App and web page records
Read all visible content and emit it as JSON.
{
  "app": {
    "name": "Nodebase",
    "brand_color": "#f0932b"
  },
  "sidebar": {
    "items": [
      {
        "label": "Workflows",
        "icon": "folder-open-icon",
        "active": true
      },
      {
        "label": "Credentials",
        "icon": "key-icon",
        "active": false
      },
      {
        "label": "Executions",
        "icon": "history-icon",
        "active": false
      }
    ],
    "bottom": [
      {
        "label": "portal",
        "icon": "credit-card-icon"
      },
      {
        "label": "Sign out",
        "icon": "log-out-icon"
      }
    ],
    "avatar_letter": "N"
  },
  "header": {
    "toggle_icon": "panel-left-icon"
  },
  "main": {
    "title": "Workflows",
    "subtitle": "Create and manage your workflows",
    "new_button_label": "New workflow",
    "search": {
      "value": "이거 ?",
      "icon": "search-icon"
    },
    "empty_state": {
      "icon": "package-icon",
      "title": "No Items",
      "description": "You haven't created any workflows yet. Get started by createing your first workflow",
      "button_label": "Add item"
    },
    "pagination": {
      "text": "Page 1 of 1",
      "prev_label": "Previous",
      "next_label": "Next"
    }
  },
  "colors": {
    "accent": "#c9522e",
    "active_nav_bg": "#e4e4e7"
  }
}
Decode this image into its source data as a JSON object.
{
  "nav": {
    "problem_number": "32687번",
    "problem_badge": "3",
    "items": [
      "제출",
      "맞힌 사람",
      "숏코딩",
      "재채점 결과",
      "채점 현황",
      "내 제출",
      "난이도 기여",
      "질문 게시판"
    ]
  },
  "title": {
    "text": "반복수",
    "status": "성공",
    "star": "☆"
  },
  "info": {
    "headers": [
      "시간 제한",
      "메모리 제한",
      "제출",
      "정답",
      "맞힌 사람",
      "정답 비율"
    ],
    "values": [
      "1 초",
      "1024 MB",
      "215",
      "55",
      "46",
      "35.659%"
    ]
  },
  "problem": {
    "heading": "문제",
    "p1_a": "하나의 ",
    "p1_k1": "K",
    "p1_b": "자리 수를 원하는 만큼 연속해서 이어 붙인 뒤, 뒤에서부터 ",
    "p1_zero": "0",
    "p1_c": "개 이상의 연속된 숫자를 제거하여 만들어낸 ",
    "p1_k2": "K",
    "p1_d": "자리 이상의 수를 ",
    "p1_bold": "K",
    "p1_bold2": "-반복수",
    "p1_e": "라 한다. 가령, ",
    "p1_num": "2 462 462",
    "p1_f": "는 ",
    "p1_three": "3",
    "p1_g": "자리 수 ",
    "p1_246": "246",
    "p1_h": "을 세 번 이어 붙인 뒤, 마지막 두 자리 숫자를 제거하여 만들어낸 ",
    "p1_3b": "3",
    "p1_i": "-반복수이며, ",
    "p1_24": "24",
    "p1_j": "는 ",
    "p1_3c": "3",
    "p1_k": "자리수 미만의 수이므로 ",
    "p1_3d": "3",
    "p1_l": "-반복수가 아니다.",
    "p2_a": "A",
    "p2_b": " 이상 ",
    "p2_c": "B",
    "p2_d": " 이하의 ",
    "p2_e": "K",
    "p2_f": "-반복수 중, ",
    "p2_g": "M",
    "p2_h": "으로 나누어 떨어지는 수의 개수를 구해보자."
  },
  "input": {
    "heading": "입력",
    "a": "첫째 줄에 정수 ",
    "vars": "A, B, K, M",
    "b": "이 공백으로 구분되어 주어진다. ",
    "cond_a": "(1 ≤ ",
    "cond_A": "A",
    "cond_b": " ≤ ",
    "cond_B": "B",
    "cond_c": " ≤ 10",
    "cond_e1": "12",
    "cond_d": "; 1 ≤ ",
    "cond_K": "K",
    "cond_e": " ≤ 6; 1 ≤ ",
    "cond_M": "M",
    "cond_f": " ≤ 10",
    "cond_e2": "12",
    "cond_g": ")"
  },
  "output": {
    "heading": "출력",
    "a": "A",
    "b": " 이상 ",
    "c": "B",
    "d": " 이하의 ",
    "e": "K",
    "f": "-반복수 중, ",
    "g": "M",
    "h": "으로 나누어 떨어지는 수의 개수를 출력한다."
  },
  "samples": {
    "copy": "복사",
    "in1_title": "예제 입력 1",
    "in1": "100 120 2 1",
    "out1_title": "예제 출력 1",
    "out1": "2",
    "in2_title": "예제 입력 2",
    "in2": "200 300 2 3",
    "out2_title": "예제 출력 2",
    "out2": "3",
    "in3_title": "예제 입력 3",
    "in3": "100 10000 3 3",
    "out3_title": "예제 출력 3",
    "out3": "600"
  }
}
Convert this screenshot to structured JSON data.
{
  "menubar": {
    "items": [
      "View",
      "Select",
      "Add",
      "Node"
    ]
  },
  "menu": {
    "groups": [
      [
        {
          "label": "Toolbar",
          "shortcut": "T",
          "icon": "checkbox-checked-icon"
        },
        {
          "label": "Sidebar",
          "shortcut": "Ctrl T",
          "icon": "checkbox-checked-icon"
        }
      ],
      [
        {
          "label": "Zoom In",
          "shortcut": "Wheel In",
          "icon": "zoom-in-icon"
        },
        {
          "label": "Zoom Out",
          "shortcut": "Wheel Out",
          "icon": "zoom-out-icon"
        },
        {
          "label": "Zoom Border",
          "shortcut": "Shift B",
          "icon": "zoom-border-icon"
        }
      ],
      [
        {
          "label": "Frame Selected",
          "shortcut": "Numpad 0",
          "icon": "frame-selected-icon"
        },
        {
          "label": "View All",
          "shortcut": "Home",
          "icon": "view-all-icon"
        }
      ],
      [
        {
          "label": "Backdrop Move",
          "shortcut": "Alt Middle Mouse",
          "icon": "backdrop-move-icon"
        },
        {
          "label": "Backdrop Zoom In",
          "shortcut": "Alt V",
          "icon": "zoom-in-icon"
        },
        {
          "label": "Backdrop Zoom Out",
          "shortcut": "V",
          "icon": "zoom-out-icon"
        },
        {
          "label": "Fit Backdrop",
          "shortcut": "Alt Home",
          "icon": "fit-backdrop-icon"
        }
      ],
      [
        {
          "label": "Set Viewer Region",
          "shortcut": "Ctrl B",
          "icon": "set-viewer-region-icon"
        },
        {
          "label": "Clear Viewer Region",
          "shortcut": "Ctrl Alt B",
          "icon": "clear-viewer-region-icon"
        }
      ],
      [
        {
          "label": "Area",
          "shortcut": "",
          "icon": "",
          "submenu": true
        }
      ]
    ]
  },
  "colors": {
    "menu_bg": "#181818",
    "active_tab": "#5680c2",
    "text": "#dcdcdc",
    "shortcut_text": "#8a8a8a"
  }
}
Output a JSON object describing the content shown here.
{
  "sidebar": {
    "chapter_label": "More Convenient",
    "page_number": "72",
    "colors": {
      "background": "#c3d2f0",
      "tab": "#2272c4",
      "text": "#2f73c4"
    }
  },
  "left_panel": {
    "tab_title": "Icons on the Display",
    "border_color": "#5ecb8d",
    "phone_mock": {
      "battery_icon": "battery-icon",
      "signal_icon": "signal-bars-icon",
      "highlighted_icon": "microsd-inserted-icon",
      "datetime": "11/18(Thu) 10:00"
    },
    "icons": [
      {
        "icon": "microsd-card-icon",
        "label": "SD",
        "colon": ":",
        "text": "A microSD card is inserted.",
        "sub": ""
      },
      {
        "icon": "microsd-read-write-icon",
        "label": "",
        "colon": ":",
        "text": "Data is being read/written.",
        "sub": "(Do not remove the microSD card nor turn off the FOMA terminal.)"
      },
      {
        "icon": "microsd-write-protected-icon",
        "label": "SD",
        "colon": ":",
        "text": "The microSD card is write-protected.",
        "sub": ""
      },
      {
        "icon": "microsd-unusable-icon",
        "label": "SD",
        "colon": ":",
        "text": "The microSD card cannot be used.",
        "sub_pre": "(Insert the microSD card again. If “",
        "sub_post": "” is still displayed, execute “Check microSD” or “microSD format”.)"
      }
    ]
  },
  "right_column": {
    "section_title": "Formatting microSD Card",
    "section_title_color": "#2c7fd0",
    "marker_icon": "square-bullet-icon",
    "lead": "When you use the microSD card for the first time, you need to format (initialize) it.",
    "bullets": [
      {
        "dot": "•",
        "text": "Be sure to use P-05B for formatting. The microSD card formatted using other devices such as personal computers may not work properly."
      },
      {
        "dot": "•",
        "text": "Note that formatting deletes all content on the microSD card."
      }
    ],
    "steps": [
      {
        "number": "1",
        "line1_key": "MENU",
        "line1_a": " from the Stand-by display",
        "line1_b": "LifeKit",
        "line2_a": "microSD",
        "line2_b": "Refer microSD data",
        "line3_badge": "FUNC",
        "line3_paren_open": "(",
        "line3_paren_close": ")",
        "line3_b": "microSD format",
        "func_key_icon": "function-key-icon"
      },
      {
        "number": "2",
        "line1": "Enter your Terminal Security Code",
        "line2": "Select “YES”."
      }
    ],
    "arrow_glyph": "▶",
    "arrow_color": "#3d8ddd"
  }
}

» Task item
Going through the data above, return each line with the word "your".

» Output of the exercise
    "subtitle": "Create and manage your workflows",
      "description": "You haven't created any workflows yet. Get started by createing your first workflow",
        "line1": "Enter your Terminal Security Code",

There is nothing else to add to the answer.